Aim of the task:
Answer with a number only, giving how many lines in the data below include "this".

[Website and app data records]
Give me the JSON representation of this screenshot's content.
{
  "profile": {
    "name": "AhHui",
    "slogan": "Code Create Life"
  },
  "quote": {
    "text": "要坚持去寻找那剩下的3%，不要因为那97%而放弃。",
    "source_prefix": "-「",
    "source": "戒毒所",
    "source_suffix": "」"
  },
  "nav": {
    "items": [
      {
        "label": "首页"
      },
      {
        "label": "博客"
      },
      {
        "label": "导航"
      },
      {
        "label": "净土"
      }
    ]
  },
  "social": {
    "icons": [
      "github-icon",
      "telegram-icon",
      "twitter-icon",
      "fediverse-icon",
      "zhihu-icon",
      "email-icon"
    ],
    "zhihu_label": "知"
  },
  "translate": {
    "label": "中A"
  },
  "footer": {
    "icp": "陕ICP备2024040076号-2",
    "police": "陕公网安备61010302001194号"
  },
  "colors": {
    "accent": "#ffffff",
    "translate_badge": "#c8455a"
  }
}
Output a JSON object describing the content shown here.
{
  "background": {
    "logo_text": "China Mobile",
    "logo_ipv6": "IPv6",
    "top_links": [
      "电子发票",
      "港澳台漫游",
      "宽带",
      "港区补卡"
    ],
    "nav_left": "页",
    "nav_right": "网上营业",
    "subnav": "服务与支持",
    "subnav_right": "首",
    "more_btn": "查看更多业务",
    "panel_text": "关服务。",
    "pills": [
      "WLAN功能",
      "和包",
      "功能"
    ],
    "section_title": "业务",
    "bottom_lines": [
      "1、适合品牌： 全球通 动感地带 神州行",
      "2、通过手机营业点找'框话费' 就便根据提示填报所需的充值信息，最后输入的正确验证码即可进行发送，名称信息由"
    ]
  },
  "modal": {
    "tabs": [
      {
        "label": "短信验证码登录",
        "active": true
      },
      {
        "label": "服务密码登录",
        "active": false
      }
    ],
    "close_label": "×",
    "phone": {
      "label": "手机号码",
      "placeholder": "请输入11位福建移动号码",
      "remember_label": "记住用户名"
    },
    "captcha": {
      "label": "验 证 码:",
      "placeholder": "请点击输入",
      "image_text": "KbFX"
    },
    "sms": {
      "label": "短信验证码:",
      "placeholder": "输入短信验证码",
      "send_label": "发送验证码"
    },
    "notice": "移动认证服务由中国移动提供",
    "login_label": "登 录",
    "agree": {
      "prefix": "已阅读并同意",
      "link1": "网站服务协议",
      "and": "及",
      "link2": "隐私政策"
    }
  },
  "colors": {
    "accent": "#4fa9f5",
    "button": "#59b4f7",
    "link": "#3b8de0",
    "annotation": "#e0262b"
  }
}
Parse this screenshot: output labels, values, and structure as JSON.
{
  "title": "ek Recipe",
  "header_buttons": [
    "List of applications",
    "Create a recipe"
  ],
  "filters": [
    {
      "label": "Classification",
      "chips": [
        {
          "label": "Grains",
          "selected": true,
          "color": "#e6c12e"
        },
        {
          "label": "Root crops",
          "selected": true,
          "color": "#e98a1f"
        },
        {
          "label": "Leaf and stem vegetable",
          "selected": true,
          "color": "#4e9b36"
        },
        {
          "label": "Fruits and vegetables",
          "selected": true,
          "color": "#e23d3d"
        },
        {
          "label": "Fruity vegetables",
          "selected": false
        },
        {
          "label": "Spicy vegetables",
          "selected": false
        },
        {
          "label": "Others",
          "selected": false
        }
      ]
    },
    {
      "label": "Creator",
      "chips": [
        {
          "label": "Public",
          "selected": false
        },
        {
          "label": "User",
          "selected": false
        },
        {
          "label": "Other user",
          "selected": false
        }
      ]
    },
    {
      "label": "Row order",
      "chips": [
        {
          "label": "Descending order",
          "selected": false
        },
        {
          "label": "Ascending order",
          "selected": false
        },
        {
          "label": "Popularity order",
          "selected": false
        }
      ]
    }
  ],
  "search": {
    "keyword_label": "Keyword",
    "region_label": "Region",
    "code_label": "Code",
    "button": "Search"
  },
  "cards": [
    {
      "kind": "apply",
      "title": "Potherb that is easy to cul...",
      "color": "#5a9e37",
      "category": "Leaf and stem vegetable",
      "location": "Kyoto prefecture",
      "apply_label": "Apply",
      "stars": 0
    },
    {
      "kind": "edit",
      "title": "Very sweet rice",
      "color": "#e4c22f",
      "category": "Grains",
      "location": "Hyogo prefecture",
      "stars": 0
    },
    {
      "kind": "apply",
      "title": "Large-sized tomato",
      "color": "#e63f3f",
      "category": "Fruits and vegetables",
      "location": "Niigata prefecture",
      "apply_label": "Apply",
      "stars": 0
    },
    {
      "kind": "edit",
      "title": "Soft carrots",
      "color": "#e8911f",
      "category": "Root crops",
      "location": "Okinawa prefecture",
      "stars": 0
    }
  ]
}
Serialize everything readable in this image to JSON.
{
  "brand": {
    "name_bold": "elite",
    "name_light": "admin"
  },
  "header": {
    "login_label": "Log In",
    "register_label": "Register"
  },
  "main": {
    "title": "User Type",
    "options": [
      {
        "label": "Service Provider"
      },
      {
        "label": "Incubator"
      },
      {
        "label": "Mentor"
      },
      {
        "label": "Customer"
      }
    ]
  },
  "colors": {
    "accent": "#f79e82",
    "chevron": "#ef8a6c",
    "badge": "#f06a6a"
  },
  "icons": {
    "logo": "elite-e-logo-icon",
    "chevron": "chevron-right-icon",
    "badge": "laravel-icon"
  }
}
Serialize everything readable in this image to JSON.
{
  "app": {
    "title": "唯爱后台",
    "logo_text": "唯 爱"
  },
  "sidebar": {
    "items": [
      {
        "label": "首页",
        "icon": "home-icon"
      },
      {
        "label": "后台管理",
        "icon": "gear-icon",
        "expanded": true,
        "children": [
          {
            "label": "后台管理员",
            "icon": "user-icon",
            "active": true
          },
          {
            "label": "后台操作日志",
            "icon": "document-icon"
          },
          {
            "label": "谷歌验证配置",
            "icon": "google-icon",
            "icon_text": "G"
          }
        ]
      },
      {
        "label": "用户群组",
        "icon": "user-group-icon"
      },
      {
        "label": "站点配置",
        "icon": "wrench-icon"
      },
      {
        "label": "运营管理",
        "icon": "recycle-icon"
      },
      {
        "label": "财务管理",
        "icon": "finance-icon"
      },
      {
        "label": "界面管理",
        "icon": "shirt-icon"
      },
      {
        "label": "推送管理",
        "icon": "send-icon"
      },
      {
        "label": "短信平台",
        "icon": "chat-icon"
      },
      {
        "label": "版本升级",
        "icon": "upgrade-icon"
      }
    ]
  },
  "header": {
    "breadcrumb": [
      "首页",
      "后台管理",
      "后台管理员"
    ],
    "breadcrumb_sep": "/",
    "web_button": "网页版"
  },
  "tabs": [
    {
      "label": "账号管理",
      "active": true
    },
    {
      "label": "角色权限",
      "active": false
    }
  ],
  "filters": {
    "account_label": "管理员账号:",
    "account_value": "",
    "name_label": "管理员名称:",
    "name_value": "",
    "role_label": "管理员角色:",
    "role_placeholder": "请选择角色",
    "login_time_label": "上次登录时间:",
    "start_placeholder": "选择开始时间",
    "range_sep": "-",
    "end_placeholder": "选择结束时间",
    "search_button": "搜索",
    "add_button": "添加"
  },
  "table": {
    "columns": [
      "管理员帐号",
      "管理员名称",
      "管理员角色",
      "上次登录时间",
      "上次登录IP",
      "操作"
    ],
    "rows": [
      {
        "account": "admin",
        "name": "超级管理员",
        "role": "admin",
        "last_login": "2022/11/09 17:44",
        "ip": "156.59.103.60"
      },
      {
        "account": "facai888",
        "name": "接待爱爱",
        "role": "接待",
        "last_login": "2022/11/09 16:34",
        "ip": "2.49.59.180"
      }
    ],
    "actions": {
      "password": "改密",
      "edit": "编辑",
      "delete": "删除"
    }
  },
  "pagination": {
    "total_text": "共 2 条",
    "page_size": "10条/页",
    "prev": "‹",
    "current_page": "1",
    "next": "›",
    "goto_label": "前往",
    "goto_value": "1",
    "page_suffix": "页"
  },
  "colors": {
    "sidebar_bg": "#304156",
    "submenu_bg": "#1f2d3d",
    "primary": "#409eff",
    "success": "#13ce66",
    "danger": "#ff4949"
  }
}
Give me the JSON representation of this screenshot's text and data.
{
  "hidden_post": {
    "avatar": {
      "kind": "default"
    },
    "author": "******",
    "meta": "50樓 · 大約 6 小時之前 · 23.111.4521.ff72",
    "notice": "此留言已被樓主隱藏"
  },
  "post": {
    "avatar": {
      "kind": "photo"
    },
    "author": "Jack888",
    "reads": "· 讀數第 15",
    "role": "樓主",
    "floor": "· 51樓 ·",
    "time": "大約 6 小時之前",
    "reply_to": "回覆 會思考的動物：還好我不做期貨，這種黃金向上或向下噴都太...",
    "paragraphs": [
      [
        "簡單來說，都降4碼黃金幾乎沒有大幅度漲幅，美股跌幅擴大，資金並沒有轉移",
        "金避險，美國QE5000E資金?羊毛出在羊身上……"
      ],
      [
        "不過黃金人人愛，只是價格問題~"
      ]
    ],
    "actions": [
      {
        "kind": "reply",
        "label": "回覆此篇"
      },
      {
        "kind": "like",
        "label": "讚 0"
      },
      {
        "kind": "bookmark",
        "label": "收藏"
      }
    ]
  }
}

Your solution:
5